“And the Word was made flesh, and dwelt among us, (and we beheld his glory, the glory as of the only begotten of the Father,) full of grace and truth.” – John 1:14 KJV (emphasis mine)
As disciples of Christ, we are called to model him and treat people the way he treated them. Why did I highlight the Grace and Truth part of the bible verse above? Is there a connection between the two? What happens if you exhibit only one of the two? How do you practically apply somthing like this?
Grace and truth are complements of each other. One without the other is destructive to relationships. If you need to correct someone for an error in judgement, for example, the manner in which you tell them about it will determine their response. I would guess, for most of us, speaking to someone in grace and truth is not something that comes to mind, especially if we are in an agitated state.

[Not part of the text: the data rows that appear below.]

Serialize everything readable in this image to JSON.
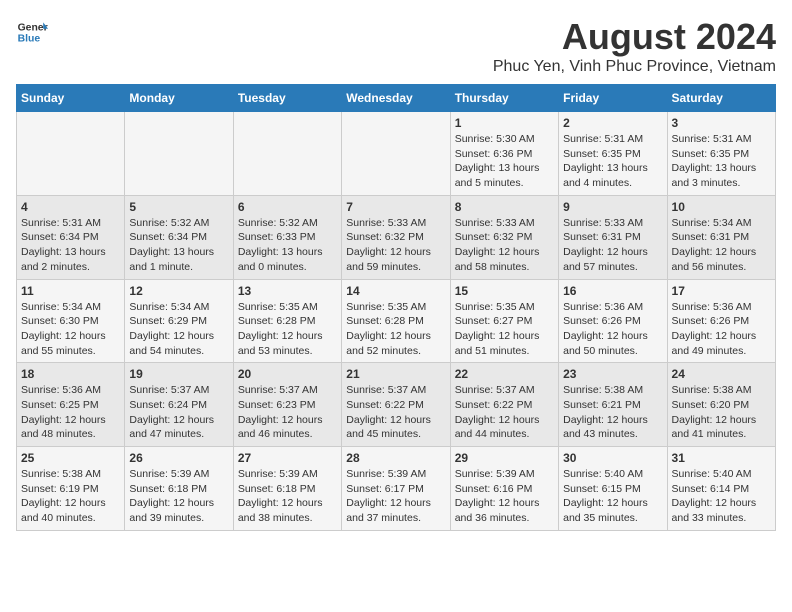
{
  "logo": {
    "text_general": "General",
    "text_blue": "Blue"
  },
  "title": "August 2024",
  "subtitle": "Phuc Yen, Vinh Phuc Province, Vietnam",
  "days_of_week": [
    "Sunday",
    "Monday",
    "Tuesday",
    "Wednesday",
    "Thursday",
    "Friday",
    "Saturday"
  ],
  "weeks": [
    [
      {
        "day": "",
        "info": ""
      },
      {
        "day": "",
        "info": ""
      },
      {
        "day": "",
        "info": ""
      },
      {
        "day": "",
        "info": ""
      },
      {
        "day": "1",
        "info": "Sunrise: 5:30 AM\nSunset: 6:36 PM\nDaylight: 13 hours\nand 5 minutes."
      },
      {
        "day": "2",
        "info": "Sunrise: 5:31 AM\nSunset: 6:35 PM\nDaylight: 13 hours\nand 4 minutes."
      },
      {
        "day": "3",
        "info": "Sunrise: 5:31 AM\nSunset: 6:35 PM\nDaylight: 13 hours\nand 3 minutes."
      }
    ],
    [
      {
        "day": "4",
        "info": "Sunrise: 5:31 AM\nSunset: 6:34 PM\nDaylight: 13 hours\nand 2 minutes."
      },
      {
        "day": "5",
        "info": "Sunrise: 5:32 AM\nSunset: 6:34 PM\nDaylight: 13 hours\nand 1 minute."
      },
      {
        "day": "6",
        "info": "Sunrise: 5:32 AM\nSunset: 6:33 PM\nDaylight: 13 hours\nand 0 minutes."
      },
      {
        "day": "7",
        "info": "Sunrise: 5:33 AM\nSunset: 6:32 PM\nDaylight: 12 hours\nand 59 minutes."
      },
      {
        "day": "8",
        "info": "Sunrise: 5:33 AM\nSunset: 6:32 PM\nDaylight: 12 hours\nand 58 minutes."
      },
      {
        "day": "9",
        "info": "Sunrise: 5:33 AM\nSunset: 6:31 PM\nDaylight: 12 hours\nand 57 minutes."
      },
      {
        "day": "10",
        "info": "Sunrise: 5:34 AM\nSunset: 6:31 PM\nDaylight: 12 hours\nand 56 minutes."
      }
    ],
    [
      {
        "day": "11",
        "info": "Sunrise: 5:34 AM\nSunset: 6:30 PM\nDaylight: 12 hours\nand 55 minutes."
      },
      {
        "day": "12",
        "info": "Sunrise: 5:34 AM\nSunset: 6:29 PM\nDaylight: 12 hours\nand 54 minutes."
      },
      {
        "day": "13",
        "info": "Sunrise: 5:35 AM\nSunset: 6:28 PM\nDaylight: 12 hours\nand 53 minutes."
      },
      {
        "day": "14",
        "info": "Sunrise: 5:35 AM\nSunset: 6:28 PM\nDaylight: 12 hours\nand 52 minutes."
      },
      {
        "day": "15",
        "info": "Sunrise: 5:35 AM\nSunset: 6:27 PM\nDaylight: 12 hours\nand 51 minutes."
      },
      {
        "day": "16",
        "info": "Sunrise: 5:36 AM\nSunset: 6:26 PM\nDaylight: 12 hours\nand 50 minutes."
      },
      {
        "day": "17",
        "info": "Sunrise: 5:36 AM\nSunset: 6:26 PM\nDaylight: 12 hours\nand 49 minutes."
      }
    ],
    [
      {
        "day": "18",
        "info": "Sunrise: 5:36 AM\nSunset: 6:25 PM\nDaylight: 12 hours\nand 48 minutes."
      },
      {
        "day": "19",
        "info": "Sunrise: 5:37 AM\nSunset: 6:24 PM\nDaylight: 12 hours\nand 47 minutes."
      },
      {
        "day": "20",
        "info": "Sunrise: 5:37 AM\nSunset: 6:23 PM\nDaylight: 12 hours\nand 46 minutes."
      },
      {
        "day": "21",
        "info": "Sunrise: 5:37 AM\nSunset: 6:22 PM\nDaylight: 12 hours\nand 45 minutes."
      },
      {
        "day": "22",
        "info": "Sunrise: 5:37 AM\nSunset: 6:22 PM\nDaylight: 12 hours\nand 44 minutes."
      },
      {
        "day": "23",
        "info": "Sunrise: 5:38 AM\nSunset: 6:21 PM\nDaylight: 12 hours\nand 43 minutes."
      },
      {
        "day": "24",
        "info": "Sunrise: 5:38 AM\nSunset: 6:20 PM\nDaylight: 12 hours\nand 41 minutes."
      }
    ],
    [
      {
        "day": "25",
        "info": "Sunrise: 5:38 AM\nSunset: 6:19 PM\nDaylight: 12 hours\nand 40 minutes."
      },
      {
        "day": "26",
        "info": "Sunrise: 5:39 AM\nSunset: 6:18 PM\nDaylight: 12 hours\nand 39 minutes."
      },
      {
        "day": "27",
        "info": "Sunrise: 5:39 AM\nSunset: 6:18 PM\nDaylight: 12 hours\nand 38 minutes."
      },
      {
        "day": "28",
        "info": "Sunrise: 5:39 AM\nSunset: 6:17 PM\nDaylight: 12 hours\nand 37 minutes."
      },
      {
        "day": "29",
        "info": "Sunrise: 5:39 AM\nSunset: 6:16 PM\nDaylight: 12 hours\nand 36 minutes."
      },
      {
        "day": "30",
        "info": "Sunrise: 5:40 AM\nSunset: 6:15 PM\nDaylight: 12 hours\nand 35 minutes."
      },
      {
        "day": "31",
        "info": "Sunrise: 5:40 AM\nSunset: 6:14 PM\nDaylight: 12 hours\nand 33 minutes."
      }
    ]
  ]
}
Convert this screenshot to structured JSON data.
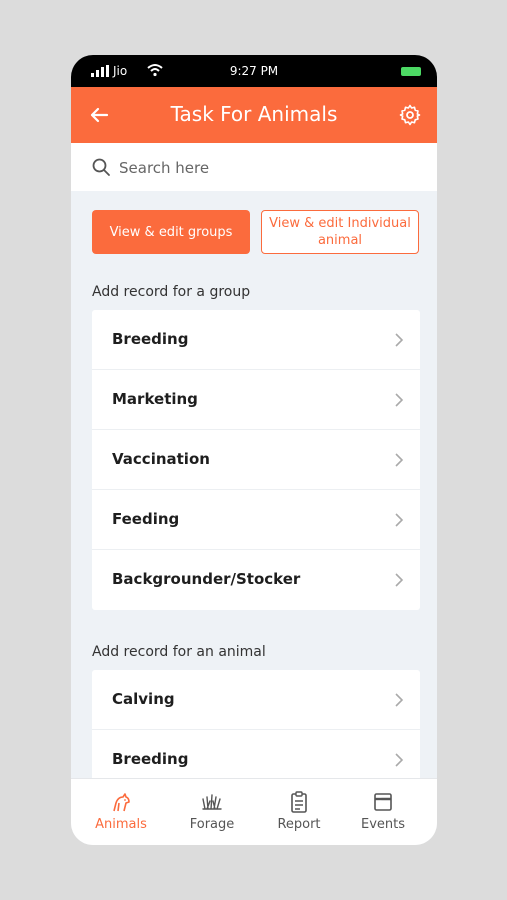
{
  "status_bar": {
    "carrier": "Jio",
    "time": "9:27 PM"
  },
  "app_bar": {
    "title": "Task For Animals"
  },
  "search": {
    "placeholder": "Search here"
  },
  "actions": {
    "view_groups": "View & edit groups",
    "view_individual": "View & edit Individual animal"
  },
  "group_section": {
    "label": "Add record for a group",
    "items": [
      "Breeding",
      "Marketing",
      "Vaccination",
      "Feeding",
      "Backgrounder/Stocker"
    ]
  },
  "animal_section": {
    "label": "Add record for an animal",
    "items": [
      "Calving",
      "Breeding"
    ]
  },
  "bottom_nav": {
    "tabs": [
      "Animals",
      "Forage",
      "Report",
      "Events"
    ],
    "active": "Animals"
  },
  "colors": {
    "accent": "#fb6b3d",
    "background": "#eef2f6"
  }
}
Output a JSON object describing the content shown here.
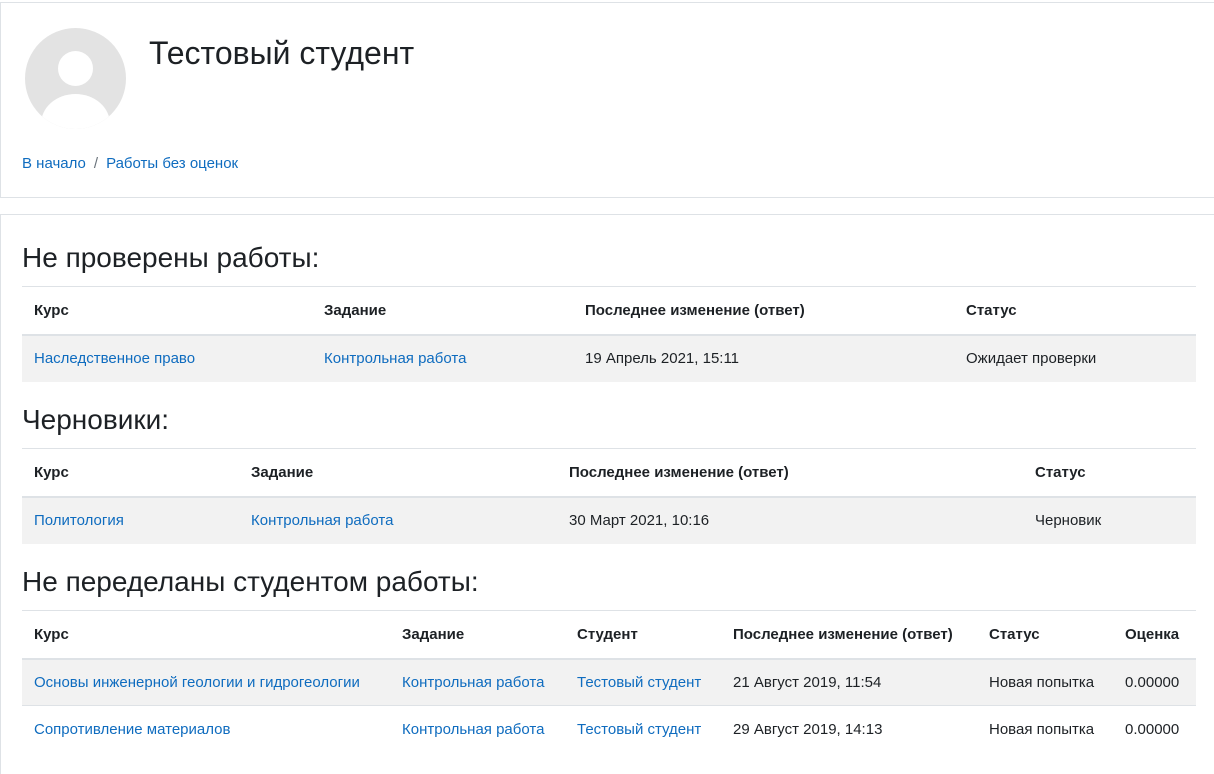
{
  "header": {
    "title": "Тестовый студент",
    "breadcrumb": {
      "home": "В начало",
      "separator": "/",
      "current": "Работы без оценок"
    }
  },
  "sections": {
    "unchecked": {
      "title": "Не проверены работы:",
      "columns": [
        "Курс",
        "Задание",
        "Последнее изменение (ответ)",
        "Статус"
      ],
      "rows": [
        {
          "course": "Наследственное право",
          "assignment": "Контрольная работа",
          "modified": "19 Апрель 2021, 15:11",
          "status": "Ожидает проверки"
        }
      ]
    },
    "drafts": {
      "title": "Черновики:",
      "columns": [
        "Курс",
        "Задание",
        "Последнее изменение (ответ)",
        "Статус"
      ],
      "rows": [
        {
          "course": "Политология",
          "assignment": "Контрольная работа",
          "modified": "30 Март 2021, 10:16",
          "status": "Черновик"
        }
      ]
    },
    "not_redone": {
      "title": "Не переделаны студентом работы:",
      "columns": [
        "Курс",
        "Задание",
        "Студент",
        "Последнее изменение (ответ)",
        "Статус",
        "Оценка"
      ],
      "rows": [
        {
          "course": "Основы инженерной геологии и гидрогеологии",
          "assignment": "Контрольная работа",
          "student": "Тестовый студент",
          "modified": "21 Август 2019, 11:54",
          "status": "Новая попытка",
          "grade": "0.00000"
        },
        {
          "course": "Сопротивление материалов",
          "assignment": "Контрольная работа",
          "student": "Тестовый студент",
          "modified": "29 Август 2019, 14:13",
          "status": "Новая попытка",
          "grade": "0.00000"
        }
      ]
    }
  },
  "colors": {
    "link": "#0f6cbf",
    "text": "#1d2125",
    "row_stripe": "#f2f2f2",
    "border": "#dee2e6"
  }
}
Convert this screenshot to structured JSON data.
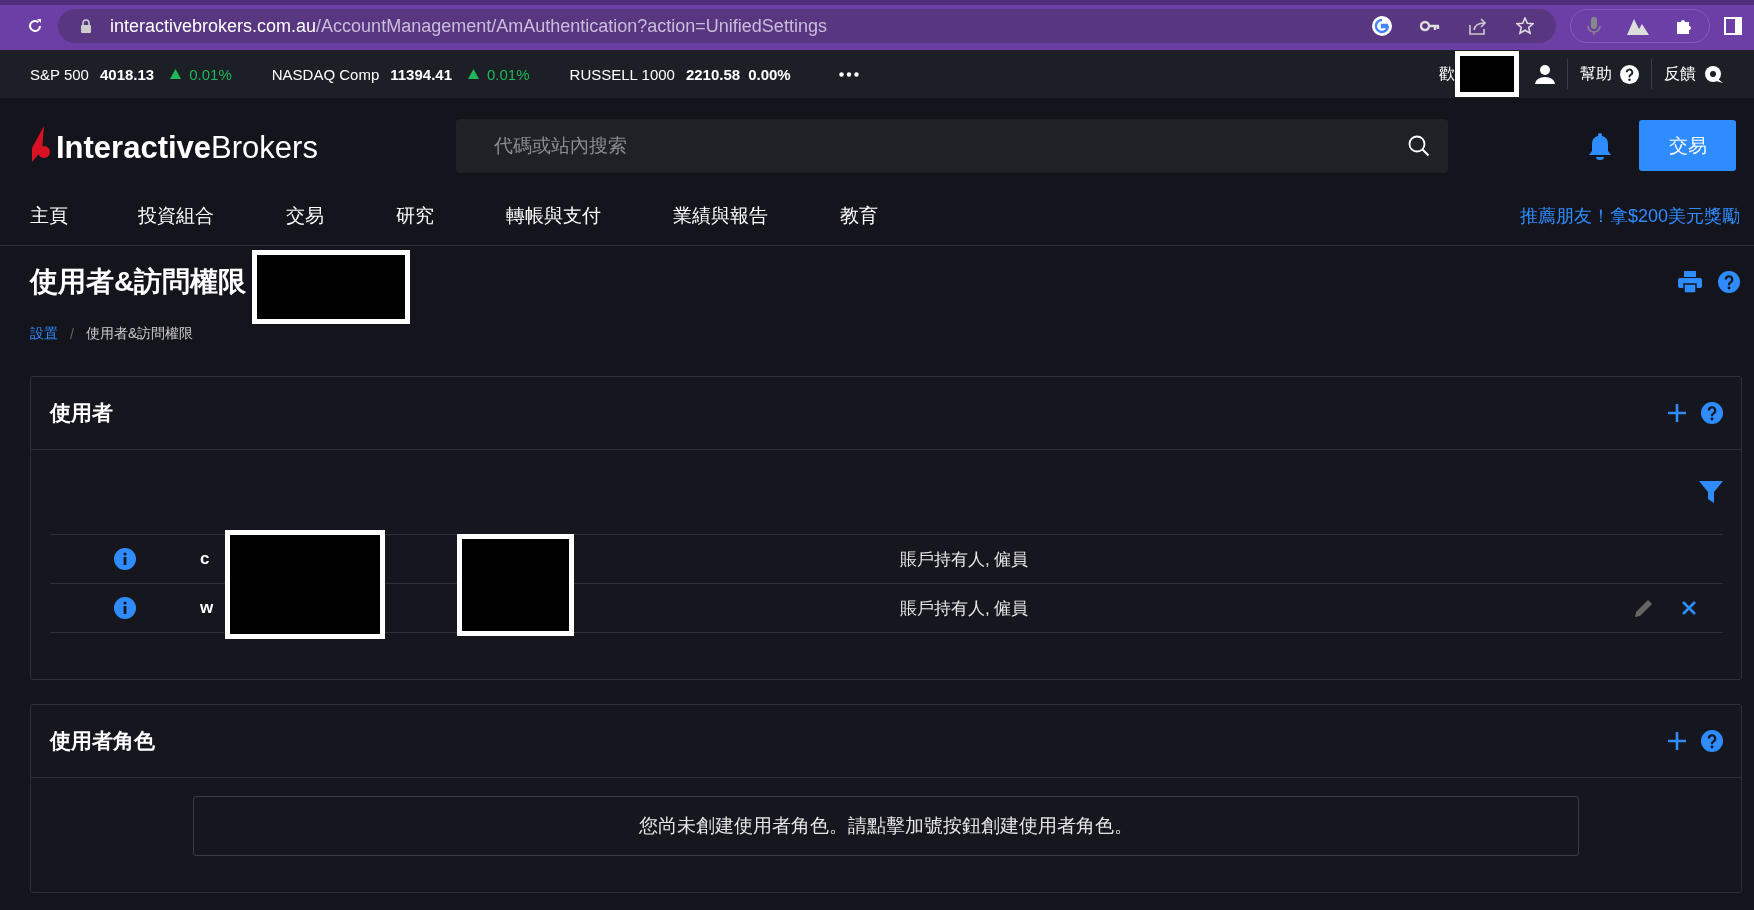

Too much truth and little to no grace is harsh and devaluing. The receipient usually feels attacked and frequently gets defensive. Once in a defensive mode, the person will not respond well to this, or any additional, feedback. Any hope of changing future behavior will be more difficult. Many times, if this approach is repeated, the relationship is damaged to the point where a tremendous amount of work needs to be done to restore the relationship.
On the flip side, too much grace and not enough truth doesn’t help either. Too much grace typically looks like the person is getting away with too much; too many strikes. That may be good for the person who is having trouble, but for others, it may cause a certain level of resentment. Also, by not addressing the issue at hand, nothing is going to change. The same issues will continue indefinitely.
The solution is to deliver the news/correction with both truth and grace. In application, there is a great acronym that prompts you to ask a series of questions before you say anything. That acronym is T.H.I.N.K. You’ve heard “Look before you leap.” This is “THINK before you speak.”
Is what you are about to say…
The “T” is obviously the truth part of it, the rest are grace.
If you answered “No” to any of those, you should rethink your approach before you say anything. Even though you may have the urge to blast someone if you are unhappy about something, attacking them will not make things better. If you take the time to think through your response, you will find that the person will be more responsive and willing to make changes.